Assigned task =
Hand back the entries exactly as written, minus every picture.

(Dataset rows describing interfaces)
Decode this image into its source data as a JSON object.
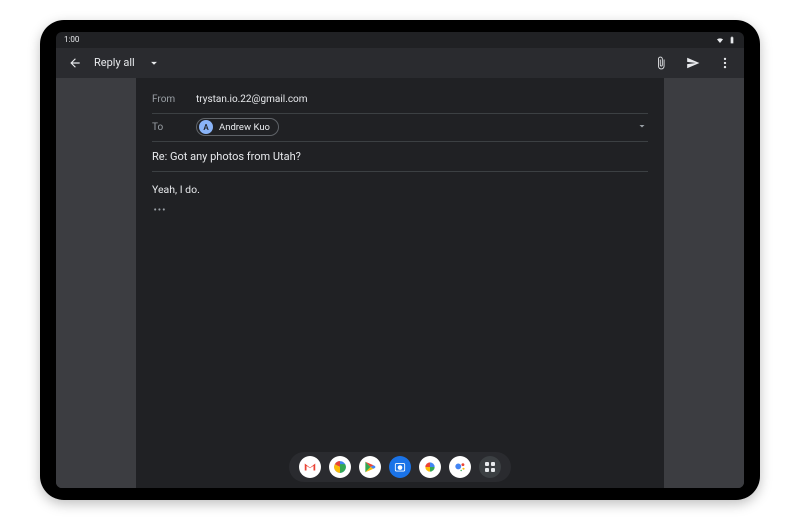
{
  "status": {
    "time": "1:00"
  },
  "appbar": {
    "title": "Reply all"
  },
  "compose": {
    "from_label": "From",
    "from_address": "trystan.io.22@gmail.com",
    "to_label": "To",
    "to_chip": {
      "initial": "A",
      "name": "Andrew Kuo"
    },
    "subject": "Re: Got any photos from Utah?",
    "body": "Yeah, I do."
  },
  "taskbar": {
    "apps": [
      "gmail",
      "chrome",
      "play",
      "camera",
      "photos",
      "assistant"
    ]
  }
}
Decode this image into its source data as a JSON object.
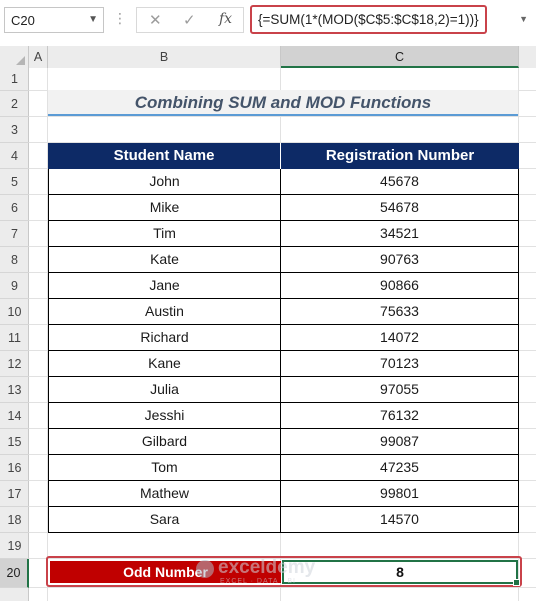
{
  "formula_bar": {
    "name_box": "C20",
    "fx_label": "fx",
    "formula": "{=SUM(1*(MOD($C$5:$C$18,2)=1))}"
  },
  "columns": [
    "A",
    "B",
    "C"
  ],
  "rows": [
    "1",
    "2",
    "3",
    "4",
    "5",
    "6",
    "7",
    "8",
    "9",
    "10",
    "11",
    "12",
    "13",
    "14",
    "15",
    "16",
    "17",
    "18",
    "19",
    "20"
  ],
  "title": "Combining SUM and MOD Functions",
  "table": {
    "headers": [
      "Student Name",
      "Registration Number"
    ],
    "rows": [
      [
        "John",
        "45678"
      ],
      [
        "Mike",
        "54678"
      ],
      [
        "Tim",
        "34521"
      ],
      [
        "Kate",
        "90763"
      ],
      [
        "Jane",
        "90866"
      ],
      [
        "Austin",
        "75633"
      ],
      [
        "Richard",
        "14072"
      ],
      [
        "Kane",
        "70123"
      ],
      [
        "Julia",
        "97055"
      ],
      [
        "Jesshi",
        "76132"
      ],
      [
        "Gilbard",
        "99087"
      ],
      [
        "Tom",
        "47235"
      ],
      [
        "Mathew",
        "99801"
      ],
      [
        "Sara",
        "14570"
      ]
    ]
  },
  "result": {
    "label": "Odd Number",
    "value": "8"
  },
  "watermark": {
    "name": "exceldemy",
    "tagline": "EXCEL · DATA · BI"
  },
  "colors": {
    "header_bg": "#0d2a66",
    "result_label_bg": "#c00000",
    "highlight_border": "#c9424a",
    "selection": "#217346",
    "title_text": "#44546a",
    "title_underline": "#5b9bd5"
  }
}
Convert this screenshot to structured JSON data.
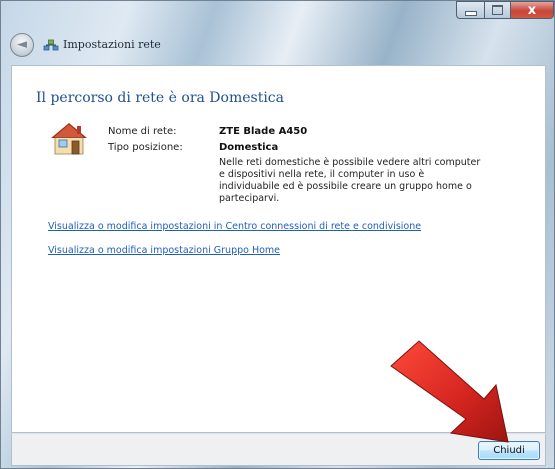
{
  "window": {
    "title": "Impostazioni rete",
    "controls": {
      "minimize": "minimize-icon",
      "maximize": "maximize-icon",
      "close": "close-icon",
      "close_glyph": "x"
    }
  },
  "nav": {
    "back_icon": "back-arrow-icon",
    "back_glyph": "◄",
    "network_icon": "network-settings-icon"
  },
  "main": {
    "heading": "Il percorso di rete è ora Domestica",
    "icon": "home-network-icon",
    "fields": [
      {
        "label": "Nome di rete:",
        "value": "ZTE Blade A450"
      },
      {
        "label": "Tipo posizione:",
        "value": "Domestica"
      }
    ],
    "description_lines": [
      "Nelle reti domestiche è possibile vedere altri computer",
      "e dispositivi nella rete, il computer in uso è",
      "individuabile ed è possibile creare un gruppo home o",
      "parteciparvi."
    ],
    "links": [
      "Visualizza o modifica impostazioni in Centro connessioni di rete e condivisione",
      "Visualizza o modifica impostazioni Gruppo Home"
    ]
  },
  "footer": {
    "close_button": "Chiudi"
  },
  "annotation": {
    "icon": "red-arrow-icon",
    "color": "#d3241f"
  }
}
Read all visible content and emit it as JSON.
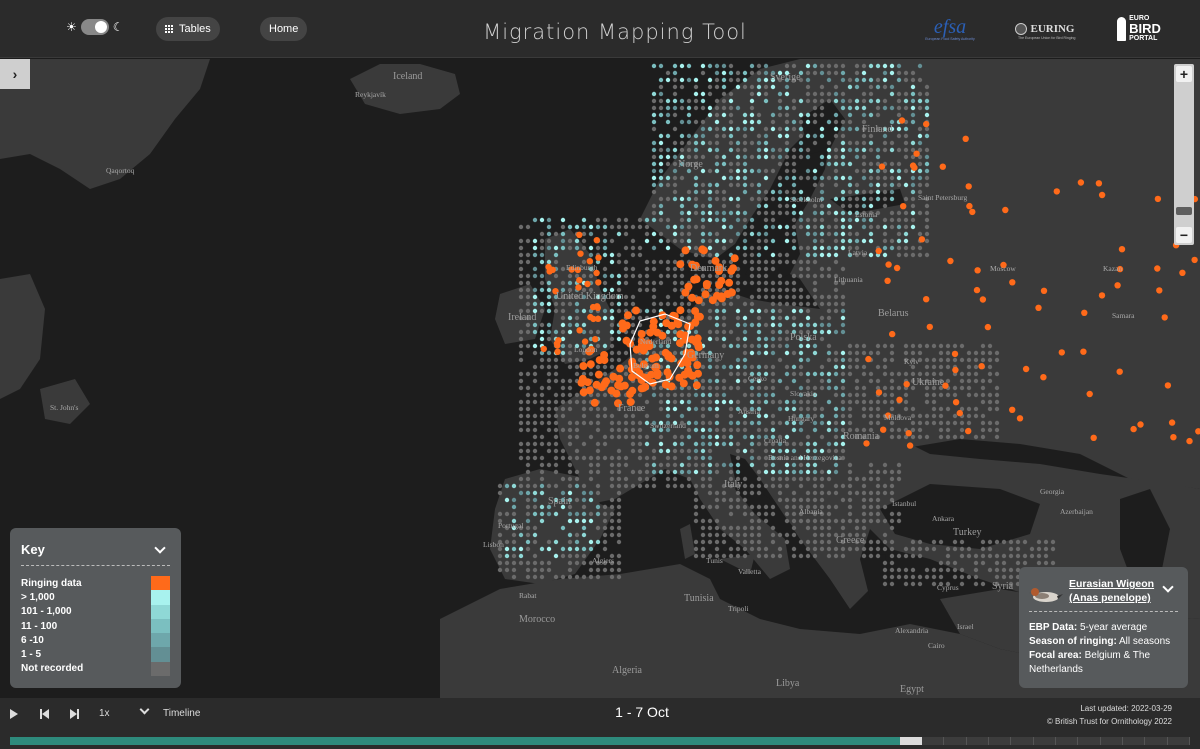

Written reply =
Decode this image into its source data as a JSON object.
{
  "status": {
    "time": "1:00"
  },
  "appbar": {
    "title": "Reply all"
  },
  "compose": {
    "from_label": "From",
    "from_address": "trystan.io.22@gmail.com",
    "to_label": "To",
    "to_chip": {
      "initial": "A",
      "name": "Andrew Kuo"
    },
    "subject": "Re: Got any photos from Utah?",
    "body": "Yeah, I do."
  },
  "taskbar": {
    "apps": [
      "gmail",
      "chrome",
      "play",
      "camera",
      "photos",
      "assistant"
    ]
  }
}
Decode this image into its source data as a JSON object.
{
  "formula_bar": {
    "name_box": "C20",
    "fx_label": "fx",
    "formula": "{=SUM(1*(MOD($C$5:$C$18,2)=1))}"
  },
  "columns": [
    "A",
    "B",
    "C"
  ],
  "rows": [
    "1",
    "2",
    "3",
    "4",
    "5",
    "6",
    "7",
    "8",
    "9",
    "10",
    "11",
    "12",
    "13",
    "14",
    "15",
    "16",
    "17",
    "18",
    "19",
    "20"
  ],
  "title": "Combining SUM and MOD Functions",
  "table": {
    "headers": [
      "Student Name",
      "Registration Number"
    ],
    "rows": [
      [
        "John",
        "45678"
      ],
      [
        "Mike",
        "54678"
      ],
      [
        "Tim",
        "34521"
      ],
      [
        "Kate",
        "90763"
      ],
      [
        "Jane",
        "90866"
      ],
      [
        "Austin",
        "75633"
      ],
      [
        "Richard",
        "14072"
      ],
      [
        "Kane",
        "70123"
      ],
      [
        "Julia",
        "97055"
      ],
      [
        "Jesshi",
        "76132"
      ],
      [
        "Gilbard",
        "99087"
      ],
      [
        "Tom",
        "47235"
      ],
      [
        "Mathew",
        "99801"
      ],
      [
        "Sara",
        "14570"
      ]
    ]
  },
  "result": {
    "label": "Odd Number",
    "value": "8"
  },
  "watermark": {
    "name": "exceldemy",
    "tagline": "EXCEL · DATA · BI"
  },
  "colors": {
    "header_bg": "#0d2a66",
    "result_label_bg": "#c00000",
    "highlight_border": "#c9424a",
    "selection": "#217346",
    "title_text": "#44546a",
    "title_underline": "#5b9bd5"
  }
}
Convert this screenshot to structured JSON data.
{
  "window": {
    "title": "Impostazioni rete",
    "controls": {
      "minimize": "minimize-icon",
      "maximize": "maximize-icon",
      "close": "close-icon",
      "close_glyph": "x"
    }
  },
  "nav": {
    "back_icon": "back-arrow-icon",
    "back_glyph": "◄",
    "network_icon": "network-settings-icon"
  },
  "main": {
    "heading": "Il percorso di rete è ora Domestica",
    "icon": "home-network-icon",
    "fields": [
      {
        "label": "Nome di rete:",
        "value": "ZTE Blade A450"
      },
      {
        "label": "Tipo posizione:",
        "value": "Domestica"
      }
    ],
    "description_lines": [
      "Nelle reti domestiche è possibile vedere altri computer",
      "e dispositivi nella rete, il computer in uso è",
      "individuabile ed è possibile creare un gruppo home o",
      "parteciparvi."
    ],
    "links": [
      "Visualizza o modifica impostazioni in Centro connessioni di rete e condivisione",
      "Visualizza o modifica impostazioni Gruppo Home"
    ]
  },
  "footer": {
    "close_button": "Chiudi"
  },
  "annotation": {
    "icon": "red-arrow-icon",
    "color": "#d3241f"
  }
}
Read all visible content and emit it as JSON.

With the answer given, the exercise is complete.